But there’s a different route to all this. In a nutshell, it involves working to harness the collective practical wisdom of the best minds and hearts across many centuries. It’s the general thrust of the classical spiritual, philosophical, psychological traditions that have been at work for thousands of years. There have been successes and failures through all of this, and this approach involves sorting through it all, taking what has proven effective, learning what’s proven ineffective, and leaving the rest. It’s something like adopting The Perennial Philosophy as a guide to life, and The Perennial Psychology as a user manual of human nature.
These two answers are generally incompatible.
The “way of drugs” (referring to the hard ones) is one route to happiness. The “way of perennial street-wisdom” is another. These are two different horses. You can’t really ride both at the same time.

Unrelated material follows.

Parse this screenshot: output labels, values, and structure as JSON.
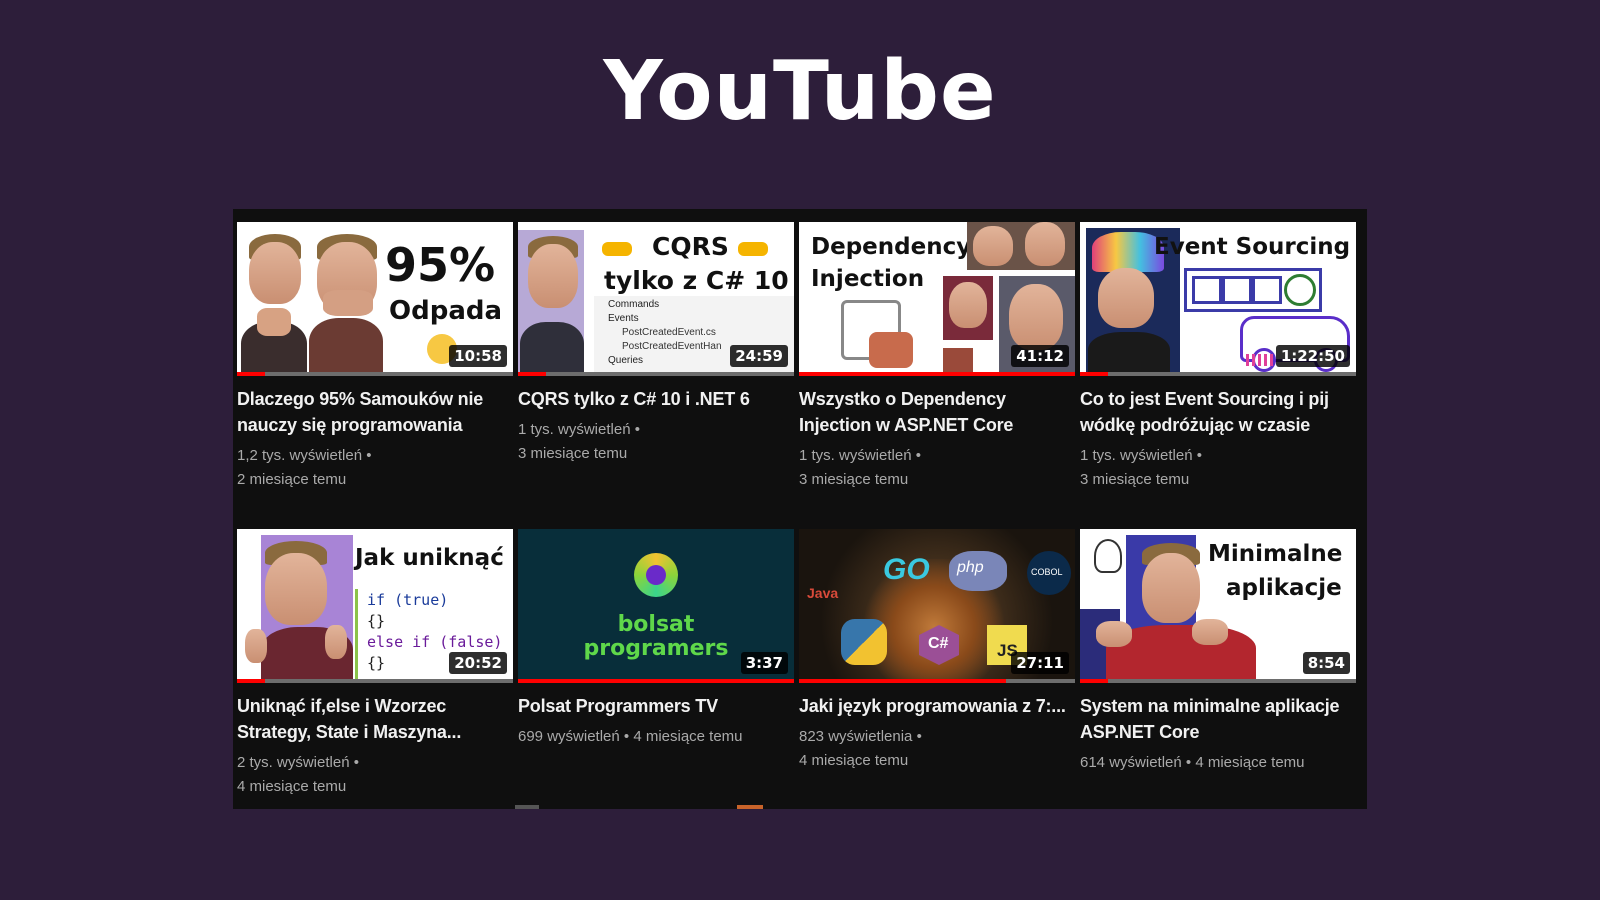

And it shouldn’t really be all that hard to choose between these. Based on all available evidence, one of these horses heads for a cliff, fairly often and predictably. The other usually makes you stronger, smarter, and happier.
When the problem is framed in that way, the choice isn’t really all that hard.
Again: this is easy to say, hard to do. The real trick is in the doing.
But in order to do, first we need to say. And hardly anyone, it seems, is really saying it all that often. So for now, we’re starting here.
To be clear: this isn’t a quick-fix.
This approach is long-term.
This isn’t a short-term, Band-Aid solution to the war on drugs.
Those have already been tried, and have failed, repeatedly. They’ve usually been full of good intentions. But they’ve also, in some cases, been superficial. They don’t get down to the roots of the problem.
Yet even if every drug cartel was magically demolished tomorrow, scores of individuals would still be looking for a way to “escape themselves” by nearly any means possible. And most people are fairly resourceful. When they’re fully determined to find something, they usually find it, for better or worse. All of this points to drug abuse as a spiritual problem – or in different language, it’s a matter of depth psychology.
The genuine solution to the problem, then, has to address things on that level. That is where many of the real causes of all this live. And if the causes are removed, many of the effects will resolve themselves naturally.
This approach addresses things on that level. It’s non-violent, non-invasive, relatively inexpensive, and relatively natural. It doesn’t rely on force or coercion. It’s fully compatible with everything else that’s already working today.
It can also learn from what happened before, and build on that. With Prohibition, for example, we learned that using mere force to reduce supply without reducing demand is an uphill battle that relies on continuous, exhausting struggle. A top-down approach by mere edict is repressive and psychologically unsophisticated. Failure, in cases like these, becomes inevitable.
But a non-coercive, natural, psychologically sophisticated approach avoids that struggle. This points toward a personal battle that each individual fights for themselves. The trick, then, is for each of us to arm with the tools, weapons and defenses to win.
The basic direction here lies in revving up our existential intelligence.
If the best way to solve certain problems is to bypass them, this works in that direction.
Drugs today are supposedly more addictive than they were years ago. They’ve essentially been weaponized.
If this is an arms race, then, it seems to be the case that only one side is gearing up. The other might well be the slowest draw in the West. In some ways, it might not even understand that it’s in a race at all.
But if that’s the case – well, better late than never.
So, is this approach impossible, or inevitable?
Hopelessly naïve, or ruthlessly realistic?
Simple-minded cornball, or hard, gritty truth?
Let’s find out.